The growth of commercial air transportation has ushered in new trends in how people travel, and with it, new sub-industries have emerged. The airline transportation market is growing at an unprecedented rat. In 2016, for instance, airlines carried a 7% increase in passengers over 2015. With new passengers comes new demands. Because of this growth, new routes are rapidly opening and airports that were once considered only a secondary city are now becoming major hubs. And what seems to be emerging at the forefront of the new era in passenger growth is the introduction of narrow body aircraft on long haul routes.

How can Narrow Bodies fulfill this long-range requirement?

The two big players in the new era of narrow bodies for long-haul flights are the Airbus 321neoLR and the Boeing 737 MAX. “Their increased range and efficiency allows them to not only compete in a market once solely dominated by wide bodies but to also fulfill a niche that has clear demand,” says Gediminas Ziemelis, Chairman of the Board at Avia Solutions Group.

The A321LR is the newest entry into the Airbus 320 family and set to have the longest range on the A320 platform. This new generation in the A321 lineup benefits from a new engine option and utilizes the CFM International Leap-1A engines and three auxiliary fuel tanks. Additionally the A321LR has structural improvements in the wing to accommodate higher wing loading and in the landing gear for added support. This aircraft has a two-class 206 seat configuration and boasts a range of 7400 Km. Airbus is also looking into a lower density cabin to extend the range even further to 9300 Km.

The Boeing 737 MAX is the new, fourth generation 737 and offers the greatest range in its family thanks to innovative airframe modifications and the new CFM International LEAP-1B engines. The long range version of the 737 MAX will be able to travel 7400km with a passenger capacity of 150. Like its rival, the A321LR, it will primarily be designed for long haul routes.

Niche destinations – less risk

“Previously only wide body aircraft could reach such long distances over 7200km but now narrow body aircraft can be competitive on these routes and the A321 and 737 MAX are the starters of this new era,” says Gediminas Ziemelis. But competition on existing routes is not the only purpose of these aircraft. Long distance travel today at its best is bearable but at its worst means long layovers and navigating through busy and unfamiliar airports. This is because hub to hub travel is necessary when transporting large amounts of passengers, as traditional long range wide body aircraft do. From the destination hub the passengers will then usually catch another flight if their final destination is to a secondary city. This new era of long range narrow body aircraft means that long haul flights can not only fly directly from a hub to a secondary city but also from secondary cities to other secondary cities. Because of the smaller seating capacity of these aircraft, they can also maintain profitability flying on niche routes and operating flights off peak hours.

Are Narrow Bodies the perfect solution?

Despite the clear advantages, narrow body aircraft have on some routes and the expected large-scale adoption of them there are still some potential challenges they face.
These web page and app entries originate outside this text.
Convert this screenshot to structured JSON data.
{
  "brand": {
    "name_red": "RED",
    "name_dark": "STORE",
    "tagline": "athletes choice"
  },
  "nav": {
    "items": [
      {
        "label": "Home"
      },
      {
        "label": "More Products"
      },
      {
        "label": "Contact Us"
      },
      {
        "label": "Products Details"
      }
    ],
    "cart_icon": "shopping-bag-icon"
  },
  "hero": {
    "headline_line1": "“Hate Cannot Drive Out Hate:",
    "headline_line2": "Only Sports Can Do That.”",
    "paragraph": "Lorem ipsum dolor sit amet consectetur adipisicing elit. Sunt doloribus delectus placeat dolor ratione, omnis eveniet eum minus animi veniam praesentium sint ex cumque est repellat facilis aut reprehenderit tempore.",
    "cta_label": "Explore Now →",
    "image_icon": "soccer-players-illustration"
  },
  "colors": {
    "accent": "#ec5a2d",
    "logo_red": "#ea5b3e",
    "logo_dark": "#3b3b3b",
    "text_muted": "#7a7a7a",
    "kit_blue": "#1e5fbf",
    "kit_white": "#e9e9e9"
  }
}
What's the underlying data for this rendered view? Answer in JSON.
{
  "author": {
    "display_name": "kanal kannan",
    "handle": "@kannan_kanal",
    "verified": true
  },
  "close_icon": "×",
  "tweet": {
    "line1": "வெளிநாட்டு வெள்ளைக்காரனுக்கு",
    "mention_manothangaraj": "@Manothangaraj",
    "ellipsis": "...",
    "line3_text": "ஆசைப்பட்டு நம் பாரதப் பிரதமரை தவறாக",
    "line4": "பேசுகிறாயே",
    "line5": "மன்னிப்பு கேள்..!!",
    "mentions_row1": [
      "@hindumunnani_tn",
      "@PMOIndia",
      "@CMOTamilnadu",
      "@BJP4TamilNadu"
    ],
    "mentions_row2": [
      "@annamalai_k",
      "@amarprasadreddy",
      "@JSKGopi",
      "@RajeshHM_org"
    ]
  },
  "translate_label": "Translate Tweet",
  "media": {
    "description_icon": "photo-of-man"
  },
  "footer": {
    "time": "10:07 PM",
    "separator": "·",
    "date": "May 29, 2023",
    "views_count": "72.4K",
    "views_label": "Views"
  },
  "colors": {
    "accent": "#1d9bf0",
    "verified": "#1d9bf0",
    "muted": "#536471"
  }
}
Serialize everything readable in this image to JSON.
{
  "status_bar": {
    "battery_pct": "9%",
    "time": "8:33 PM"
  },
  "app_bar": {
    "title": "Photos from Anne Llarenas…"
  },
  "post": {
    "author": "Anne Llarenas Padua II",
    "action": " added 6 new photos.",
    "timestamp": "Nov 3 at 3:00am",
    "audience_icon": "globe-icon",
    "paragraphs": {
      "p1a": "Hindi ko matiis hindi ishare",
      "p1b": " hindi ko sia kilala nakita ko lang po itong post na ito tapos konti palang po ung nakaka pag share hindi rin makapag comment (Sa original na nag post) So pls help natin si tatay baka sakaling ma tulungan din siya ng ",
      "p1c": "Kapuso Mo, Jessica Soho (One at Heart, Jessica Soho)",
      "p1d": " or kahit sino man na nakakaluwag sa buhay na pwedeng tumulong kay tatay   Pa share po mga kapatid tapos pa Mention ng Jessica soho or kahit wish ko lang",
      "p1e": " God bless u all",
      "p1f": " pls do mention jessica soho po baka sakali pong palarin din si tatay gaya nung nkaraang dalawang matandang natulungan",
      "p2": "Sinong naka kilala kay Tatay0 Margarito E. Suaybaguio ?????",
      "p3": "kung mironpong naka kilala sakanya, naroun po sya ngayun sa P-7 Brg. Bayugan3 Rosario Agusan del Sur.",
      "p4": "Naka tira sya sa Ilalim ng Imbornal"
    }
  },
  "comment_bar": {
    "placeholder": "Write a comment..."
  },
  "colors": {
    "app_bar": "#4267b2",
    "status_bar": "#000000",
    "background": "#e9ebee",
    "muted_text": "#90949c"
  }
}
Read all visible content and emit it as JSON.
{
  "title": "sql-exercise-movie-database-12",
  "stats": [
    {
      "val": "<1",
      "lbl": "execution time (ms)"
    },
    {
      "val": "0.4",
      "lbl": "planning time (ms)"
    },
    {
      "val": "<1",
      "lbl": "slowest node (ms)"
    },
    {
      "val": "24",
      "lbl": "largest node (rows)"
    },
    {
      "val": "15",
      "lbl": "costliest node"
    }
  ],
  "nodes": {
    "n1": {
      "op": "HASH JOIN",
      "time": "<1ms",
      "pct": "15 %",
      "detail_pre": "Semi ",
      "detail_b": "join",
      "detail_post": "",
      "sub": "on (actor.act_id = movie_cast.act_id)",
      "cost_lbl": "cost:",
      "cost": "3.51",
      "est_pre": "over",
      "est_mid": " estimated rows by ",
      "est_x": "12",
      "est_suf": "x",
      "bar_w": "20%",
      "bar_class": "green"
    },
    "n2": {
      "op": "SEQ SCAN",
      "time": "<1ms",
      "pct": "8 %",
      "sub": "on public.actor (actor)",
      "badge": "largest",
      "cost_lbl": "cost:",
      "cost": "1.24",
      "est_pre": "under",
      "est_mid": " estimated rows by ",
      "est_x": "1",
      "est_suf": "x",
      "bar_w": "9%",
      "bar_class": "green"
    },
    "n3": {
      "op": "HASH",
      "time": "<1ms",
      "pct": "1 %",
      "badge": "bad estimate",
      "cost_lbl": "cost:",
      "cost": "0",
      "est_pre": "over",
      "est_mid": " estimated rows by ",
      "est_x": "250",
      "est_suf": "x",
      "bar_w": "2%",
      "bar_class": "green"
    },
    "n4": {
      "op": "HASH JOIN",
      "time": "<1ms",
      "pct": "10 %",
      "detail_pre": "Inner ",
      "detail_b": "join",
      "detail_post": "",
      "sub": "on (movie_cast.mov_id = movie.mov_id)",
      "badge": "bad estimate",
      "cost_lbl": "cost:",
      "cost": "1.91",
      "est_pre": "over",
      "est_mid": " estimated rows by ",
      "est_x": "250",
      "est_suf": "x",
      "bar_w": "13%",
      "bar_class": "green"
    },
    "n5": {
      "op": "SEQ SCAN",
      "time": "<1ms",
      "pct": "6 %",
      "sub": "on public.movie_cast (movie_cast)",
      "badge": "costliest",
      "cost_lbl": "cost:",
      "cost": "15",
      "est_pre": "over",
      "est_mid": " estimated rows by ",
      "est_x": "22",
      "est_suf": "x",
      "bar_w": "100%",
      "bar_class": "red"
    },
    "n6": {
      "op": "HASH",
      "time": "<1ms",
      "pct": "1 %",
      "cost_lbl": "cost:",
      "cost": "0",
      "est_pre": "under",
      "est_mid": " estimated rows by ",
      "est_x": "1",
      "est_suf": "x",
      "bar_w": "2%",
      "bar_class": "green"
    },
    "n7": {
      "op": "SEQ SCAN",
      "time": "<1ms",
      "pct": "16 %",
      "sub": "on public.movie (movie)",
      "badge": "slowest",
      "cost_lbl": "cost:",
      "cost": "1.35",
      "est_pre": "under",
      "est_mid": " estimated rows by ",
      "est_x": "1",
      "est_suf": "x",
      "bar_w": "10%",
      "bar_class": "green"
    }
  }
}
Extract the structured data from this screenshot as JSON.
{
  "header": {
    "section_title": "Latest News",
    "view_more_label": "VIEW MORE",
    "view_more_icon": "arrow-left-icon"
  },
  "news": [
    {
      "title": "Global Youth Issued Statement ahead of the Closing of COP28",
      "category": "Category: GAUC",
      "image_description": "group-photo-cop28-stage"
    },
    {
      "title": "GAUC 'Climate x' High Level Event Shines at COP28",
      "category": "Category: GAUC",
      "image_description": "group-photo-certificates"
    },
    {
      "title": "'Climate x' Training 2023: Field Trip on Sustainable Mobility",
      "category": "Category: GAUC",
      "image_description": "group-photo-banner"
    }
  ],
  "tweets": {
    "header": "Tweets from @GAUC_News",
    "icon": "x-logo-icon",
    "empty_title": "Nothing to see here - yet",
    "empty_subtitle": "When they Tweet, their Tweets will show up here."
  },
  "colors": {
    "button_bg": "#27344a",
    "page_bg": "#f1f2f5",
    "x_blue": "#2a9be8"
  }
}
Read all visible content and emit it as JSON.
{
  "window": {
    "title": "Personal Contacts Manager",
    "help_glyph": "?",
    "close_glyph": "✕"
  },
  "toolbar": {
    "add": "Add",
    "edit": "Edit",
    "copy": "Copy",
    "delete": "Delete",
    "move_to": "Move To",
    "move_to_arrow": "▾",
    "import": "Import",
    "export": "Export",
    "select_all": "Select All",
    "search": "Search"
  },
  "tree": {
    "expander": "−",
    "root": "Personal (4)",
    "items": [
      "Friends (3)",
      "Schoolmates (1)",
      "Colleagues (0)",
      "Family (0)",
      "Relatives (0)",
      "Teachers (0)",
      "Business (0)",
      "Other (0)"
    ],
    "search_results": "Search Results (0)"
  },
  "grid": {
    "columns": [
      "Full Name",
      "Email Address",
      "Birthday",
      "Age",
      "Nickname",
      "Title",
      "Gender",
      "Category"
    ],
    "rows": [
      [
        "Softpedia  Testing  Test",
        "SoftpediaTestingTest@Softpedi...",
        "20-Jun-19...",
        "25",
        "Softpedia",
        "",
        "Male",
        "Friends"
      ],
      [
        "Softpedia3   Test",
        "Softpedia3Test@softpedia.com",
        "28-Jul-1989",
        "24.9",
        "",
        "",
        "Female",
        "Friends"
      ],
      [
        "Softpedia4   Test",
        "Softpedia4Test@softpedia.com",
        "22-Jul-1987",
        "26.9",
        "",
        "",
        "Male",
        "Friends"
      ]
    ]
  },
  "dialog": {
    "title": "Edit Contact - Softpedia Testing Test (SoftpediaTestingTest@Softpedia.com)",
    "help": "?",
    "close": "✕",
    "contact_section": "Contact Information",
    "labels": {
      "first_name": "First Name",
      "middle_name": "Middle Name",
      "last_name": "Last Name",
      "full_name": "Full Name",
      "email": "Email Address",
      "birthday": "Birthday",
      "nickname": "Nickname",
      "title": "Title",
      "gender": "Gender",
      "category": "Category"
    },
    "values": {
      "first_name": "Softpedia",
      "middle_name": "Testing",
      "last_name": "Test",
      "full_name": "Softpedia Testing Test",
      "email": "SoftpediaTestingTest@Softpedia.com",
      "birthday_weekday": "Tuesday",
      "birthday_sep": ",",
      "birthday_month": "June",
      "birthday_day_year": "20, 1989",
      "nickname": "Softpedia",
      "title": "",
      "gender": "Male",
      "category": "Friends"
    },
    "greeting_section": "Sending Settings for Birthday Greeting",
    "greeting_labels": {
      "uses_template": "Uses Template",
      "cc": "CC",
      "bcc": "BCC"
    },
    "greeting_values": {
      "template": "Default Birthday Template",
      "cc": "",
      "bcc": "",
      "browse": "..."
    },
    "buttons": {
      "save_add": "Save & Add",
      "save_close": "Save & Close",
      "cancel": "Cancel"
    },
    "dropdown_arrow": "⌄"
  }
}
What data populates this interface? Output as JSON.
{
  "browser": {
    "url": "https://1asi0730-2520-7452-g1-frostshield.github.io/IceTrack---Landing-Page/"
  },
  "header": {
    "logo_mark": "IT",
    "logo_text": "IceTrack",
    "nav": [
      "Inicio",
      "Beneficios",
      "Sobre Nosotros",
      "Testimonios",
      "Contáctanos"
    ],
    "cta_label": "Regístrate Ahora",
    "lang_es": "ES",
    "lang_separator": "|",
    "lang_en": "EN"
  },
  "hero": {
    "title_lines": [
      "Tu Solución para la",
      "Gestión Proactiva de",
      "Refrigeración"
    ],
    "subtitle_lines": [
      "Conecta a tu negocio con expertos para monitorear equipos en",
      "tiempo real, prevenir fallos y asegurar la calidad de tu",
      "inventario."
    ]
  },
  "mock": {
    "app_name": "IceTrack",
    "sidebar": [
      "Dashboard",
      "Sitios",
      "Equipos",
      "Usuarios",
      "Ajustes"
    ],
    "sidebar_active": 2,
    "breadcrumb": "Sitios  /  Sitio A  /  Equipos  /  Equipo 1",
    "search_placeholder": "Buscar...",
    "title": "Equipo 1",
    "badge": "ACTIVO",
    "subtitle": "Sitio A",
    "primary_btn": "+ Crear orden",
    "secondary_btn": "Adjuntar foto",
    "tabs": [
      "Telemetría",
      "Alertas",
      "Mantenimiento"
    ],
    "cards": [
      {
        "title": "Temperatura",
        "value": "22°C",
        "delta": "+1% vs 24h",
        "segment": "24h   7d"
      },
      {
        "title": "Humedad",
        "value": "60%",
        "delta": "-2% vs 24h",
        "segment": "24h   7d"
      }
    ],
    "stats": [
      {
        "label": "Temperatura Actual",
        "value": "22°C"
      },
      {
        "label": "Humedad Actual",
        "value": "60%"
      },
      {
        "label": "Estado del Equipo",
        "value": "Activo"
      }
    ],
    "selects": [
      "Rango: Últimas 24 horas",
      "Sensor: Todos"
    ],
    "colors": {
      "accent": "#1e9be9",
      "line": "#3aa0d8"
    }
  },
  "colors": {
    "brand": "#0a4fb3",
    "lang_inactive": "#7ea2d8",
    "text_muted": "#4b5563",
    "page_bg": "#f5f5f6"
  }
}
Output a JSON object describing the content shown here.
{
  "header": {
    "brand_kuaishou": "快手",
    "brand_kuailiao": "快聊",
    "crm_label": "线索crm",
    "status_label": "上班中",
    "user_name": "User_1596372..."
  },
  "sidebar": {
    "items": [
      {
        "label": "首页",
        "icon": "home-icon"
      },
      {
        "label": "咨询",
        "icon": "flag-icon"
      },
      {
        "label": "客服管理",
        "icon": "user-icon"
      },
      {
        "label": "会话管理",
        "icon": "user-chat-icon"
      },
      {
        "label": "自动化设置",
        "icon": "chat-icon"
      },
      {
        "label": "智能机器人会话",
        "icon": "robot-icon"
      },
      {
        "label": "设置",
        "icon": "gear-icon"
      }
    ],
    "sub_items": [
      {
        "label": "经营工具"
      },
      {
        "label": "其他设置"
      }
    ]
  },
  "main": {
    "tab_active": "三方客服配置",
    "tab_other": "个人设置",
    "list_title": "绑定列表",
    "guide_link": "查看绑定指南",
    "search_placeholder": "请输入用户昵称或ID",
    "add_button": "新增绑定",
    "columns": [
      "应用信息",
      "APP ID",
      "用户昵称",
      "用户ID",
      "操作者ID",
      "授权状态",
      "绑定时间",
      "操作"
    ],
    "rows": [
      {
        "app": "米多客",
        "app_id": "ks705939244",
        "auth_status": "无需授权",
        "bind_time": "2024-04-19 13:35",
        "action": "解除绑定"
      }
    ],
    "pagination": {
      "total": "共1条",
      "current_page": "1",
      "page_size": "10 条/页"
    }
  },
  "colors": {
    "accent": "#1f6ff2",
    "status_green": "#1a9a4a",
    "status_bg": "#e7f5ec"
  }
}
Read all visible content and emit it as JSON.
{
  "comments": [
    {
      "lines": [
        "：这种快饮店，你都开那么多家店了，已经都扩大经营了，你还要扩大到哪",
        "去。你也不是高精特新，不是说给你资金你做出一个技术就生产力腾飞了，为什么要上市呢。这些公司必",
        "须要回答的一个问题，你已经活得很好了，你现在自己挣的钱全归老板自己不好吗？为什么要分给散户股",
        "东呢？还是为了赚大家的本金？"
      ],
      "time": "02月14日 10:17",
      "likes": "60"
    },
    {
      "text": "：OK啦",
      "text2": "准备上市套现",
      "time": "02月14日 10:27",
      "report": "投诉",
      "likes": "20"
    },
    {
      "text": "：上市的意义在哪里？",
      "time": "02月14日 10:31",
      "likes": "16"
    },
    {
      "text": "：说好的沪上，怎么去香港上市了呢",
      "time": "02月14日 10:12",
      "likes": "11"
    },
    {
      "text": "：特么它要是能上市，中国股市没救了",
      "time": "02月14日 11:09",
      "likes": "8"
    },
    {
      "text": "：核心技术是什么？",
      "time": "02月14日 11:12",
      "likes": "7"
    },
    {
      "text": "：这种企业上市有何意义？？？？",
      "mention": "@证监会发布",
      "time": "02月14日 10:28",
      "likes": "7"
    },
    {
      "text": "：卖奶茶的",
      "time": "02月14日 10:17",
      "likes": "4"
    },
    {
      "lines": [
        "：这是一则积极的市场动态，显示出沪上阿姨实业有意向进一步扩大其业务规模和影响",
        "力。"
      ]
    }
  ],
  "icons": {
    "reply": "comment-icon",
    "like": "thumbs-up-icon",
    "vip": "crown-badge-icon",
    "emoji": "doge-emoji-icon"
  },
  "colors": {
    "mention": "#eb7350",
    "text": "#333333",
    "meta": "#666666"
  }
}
Primarily the economy of scale is stacked against them. With only a small percentage increase in operating costs wide body aircraft can have a lower cost-per-seat while maintaining the payload ability for cargo revenue. But with larger capacity comes the increased risk of flying with a half empty aircraft. Narrow body aircraft however, have much less economical risk so they are in the unique position to open up new long-range routes.